▶ **EXERCISE DESCRIPTION**: In the records that follow, find each line with the word "data" and copy it.

▶ **RECORDS FOR THIS TASK**:
+---+
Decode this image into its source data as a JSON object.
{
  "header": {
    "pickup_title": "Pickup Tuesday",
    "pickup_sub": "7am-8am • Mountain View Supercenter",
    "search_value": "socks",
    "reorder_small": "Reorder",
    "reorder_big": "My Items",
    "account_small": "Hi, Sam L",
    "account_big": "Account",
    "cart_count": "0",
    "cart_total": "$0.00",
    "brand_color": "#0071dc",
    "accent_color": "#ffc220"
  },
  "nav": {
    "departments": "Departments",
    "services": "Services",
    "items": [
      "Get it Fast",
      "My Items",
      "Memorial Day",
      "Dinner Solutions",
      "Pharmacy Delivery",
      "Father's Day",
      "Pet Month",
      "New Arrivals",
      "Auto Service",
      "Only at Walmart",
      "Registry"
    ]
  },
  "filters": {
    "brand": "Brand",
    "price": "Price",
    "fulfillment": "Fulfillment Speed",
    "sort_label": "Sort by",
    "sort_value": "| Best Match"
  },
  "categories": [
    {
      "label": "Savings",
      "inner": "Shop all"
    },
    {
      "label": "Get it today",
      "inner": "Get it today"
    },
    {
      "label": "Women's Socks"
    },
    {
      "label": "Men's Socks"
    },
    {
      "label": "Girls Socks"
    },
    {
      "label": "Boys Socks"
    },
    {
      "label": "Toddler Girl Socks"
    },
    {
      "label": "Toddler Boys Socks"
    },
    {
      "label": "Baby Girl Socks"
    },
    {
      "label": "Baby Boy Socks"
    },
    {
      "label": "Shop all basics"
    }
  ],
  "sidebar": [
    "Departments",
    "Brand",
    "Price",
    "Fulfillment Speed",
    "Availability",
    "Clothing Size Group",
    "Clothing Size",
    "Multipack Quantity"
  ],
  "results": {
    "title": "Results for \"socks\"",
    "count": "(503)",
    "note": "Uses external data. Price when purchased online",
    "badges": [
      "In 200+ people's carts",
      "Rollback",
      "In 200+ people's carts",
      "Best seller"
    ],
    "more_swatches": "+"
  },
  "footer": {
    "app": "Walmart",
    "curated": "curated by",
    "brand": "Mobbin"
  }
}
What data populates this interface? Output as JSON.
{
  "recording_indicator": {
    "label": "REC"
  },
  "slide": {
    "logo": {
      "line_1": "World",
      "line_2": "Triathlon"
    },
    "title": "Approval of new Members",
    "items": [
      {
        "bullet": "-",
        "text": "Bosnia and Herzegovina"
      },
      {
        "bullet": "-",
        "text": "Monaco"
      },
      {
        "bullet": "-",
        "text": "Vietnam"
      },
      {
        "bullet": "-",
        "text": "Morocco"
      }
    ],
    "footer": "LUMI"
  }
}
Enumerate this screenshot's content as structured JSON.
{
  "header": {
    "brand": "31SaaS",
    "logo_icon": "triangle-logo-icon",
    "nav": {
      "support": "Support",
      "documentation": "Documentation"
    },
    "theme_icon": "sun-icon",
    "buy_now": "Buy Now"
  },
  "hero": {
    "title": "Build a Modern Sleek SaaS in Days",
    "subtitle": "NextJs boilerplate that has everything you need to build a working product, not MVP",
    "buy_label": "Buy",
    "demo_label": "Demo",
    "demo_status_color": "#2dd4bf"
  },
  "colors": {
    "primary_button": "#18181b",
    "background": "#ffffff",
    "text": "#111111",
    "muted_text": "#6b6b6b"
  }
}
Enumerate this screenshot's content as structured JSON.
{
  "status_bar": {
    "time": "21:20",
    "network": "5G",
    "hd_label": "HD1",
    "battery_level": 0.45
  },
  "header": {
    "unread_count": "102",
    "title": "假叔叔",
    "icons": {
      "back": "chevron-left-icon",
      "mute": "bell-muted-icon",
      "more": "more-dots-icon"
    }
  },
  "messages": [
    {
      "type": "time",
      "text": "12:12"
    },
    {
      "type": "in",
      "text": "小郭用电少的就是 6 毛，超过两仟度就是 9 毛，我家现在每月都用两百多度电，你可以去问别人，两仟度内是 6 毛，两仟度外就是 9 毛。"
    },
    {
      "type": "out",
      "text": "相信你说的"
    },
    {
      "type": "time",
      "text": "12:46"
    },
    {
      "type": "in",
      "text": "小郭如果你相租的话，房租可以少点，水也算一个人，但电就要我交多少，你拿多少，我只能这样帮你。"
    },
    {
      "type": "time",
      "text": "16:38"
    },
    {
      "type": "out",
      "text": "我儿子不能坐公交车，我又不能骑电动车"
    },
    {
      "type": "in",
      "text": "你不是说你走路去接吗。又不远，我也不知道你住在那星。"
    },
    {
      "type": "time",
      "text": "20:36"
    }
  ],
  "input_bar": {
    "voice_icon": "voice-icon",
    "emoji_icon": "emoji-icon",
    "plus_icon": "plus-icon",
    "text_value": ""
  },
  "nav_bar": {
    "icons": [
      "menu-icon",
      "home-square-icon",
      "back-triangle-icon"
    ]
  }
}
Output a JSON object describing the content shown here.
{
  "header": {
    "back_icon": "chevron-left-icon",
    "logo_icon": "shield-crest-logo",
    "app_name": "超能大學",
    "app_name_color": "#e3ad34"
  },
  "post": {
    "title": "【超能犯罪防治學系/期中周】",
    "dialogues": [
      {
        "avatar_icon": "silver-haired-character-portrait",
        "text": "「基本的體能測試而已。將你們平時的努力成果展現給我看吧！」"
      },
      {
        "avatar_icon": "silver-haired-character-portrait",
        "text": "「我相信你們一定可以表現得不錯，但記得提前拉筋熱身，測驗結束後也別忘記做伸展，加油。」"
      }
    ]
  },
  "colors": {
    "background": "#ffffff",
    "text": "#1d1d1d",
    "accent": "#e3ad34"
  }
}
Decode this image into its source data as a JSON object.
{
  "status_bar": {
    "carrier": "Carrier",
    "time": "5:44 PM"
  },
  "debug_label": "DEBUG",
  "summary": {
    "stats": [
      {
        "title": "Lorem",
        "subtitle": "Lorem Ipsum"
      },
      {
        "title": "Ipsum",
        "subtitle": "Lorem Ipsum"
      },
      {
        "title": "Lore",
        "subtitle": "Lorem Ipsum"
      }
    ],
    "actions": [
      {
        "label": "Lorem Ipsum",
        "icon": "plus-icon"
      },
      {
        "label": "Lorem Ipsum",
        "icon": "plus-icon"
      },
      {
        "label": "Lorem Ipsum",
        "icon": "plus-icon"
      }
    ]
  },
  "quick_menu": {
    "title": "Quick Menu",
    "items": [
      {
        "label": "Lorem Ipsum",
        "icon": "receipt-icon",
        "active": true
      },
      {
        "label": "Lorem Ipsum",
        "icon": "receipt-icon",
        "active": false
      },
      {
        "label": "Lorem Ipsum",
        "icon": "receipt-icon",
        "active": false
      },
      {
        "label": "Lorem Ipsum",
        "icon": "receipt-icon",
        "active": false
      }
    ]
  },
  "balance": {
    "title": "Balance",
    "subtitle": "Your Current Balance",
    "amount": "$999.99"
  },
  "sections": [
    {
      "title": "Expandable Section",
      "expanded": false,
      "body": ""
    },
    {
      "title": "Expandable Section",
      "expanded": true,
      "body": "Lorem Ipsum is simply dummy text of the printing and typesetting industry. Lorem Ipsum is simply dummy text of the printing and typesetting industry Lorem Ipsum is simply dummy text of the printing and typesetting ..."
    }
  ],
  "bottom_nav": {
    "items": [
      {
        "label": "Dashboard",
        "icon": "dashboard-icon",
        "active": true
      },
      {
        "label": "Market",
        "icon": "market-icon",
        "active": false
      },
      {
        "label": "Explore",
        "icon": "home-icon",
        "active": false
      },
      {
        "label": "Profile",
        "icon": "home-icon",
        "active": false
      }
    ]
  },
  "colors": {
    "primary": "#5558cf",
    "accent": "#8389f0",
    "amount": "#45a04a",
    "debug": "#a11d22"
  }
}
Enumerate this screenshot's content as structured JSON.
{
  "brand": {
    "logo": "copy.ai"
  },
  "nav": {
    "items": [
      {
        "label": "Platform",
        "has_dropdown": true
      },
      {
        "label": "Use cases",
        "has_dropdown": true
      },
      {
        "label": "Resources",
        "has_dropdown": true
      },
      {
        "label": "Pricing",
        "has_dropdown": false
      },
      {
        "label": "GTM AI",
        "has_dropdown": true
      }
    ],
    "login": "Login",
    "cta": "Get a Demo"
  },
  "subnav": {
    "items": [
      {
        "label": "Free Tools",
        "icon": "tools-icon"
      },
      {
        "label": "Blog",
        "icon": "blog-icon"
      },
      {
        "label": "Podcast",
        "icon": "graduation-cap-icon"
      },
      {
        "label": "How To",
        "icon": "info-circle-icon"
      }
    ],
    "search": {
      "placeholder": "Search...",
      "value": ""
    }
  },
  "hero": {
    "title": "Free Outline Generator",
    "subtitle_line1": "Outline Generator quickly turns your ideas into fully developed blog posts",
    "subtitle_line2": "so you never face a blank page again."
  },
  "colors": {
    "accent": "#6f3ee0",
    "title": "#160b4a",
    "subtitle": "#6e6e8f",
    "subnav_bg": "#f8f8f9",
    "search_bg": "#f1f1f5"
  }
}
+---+
▶ **REPLY**:
Decode this image into its source data as a JSON object.
    "note": "Uses external data. Price when purchased online",
What data populates this interface? Output as JSON.
Decode this image into its source data as a JSON object.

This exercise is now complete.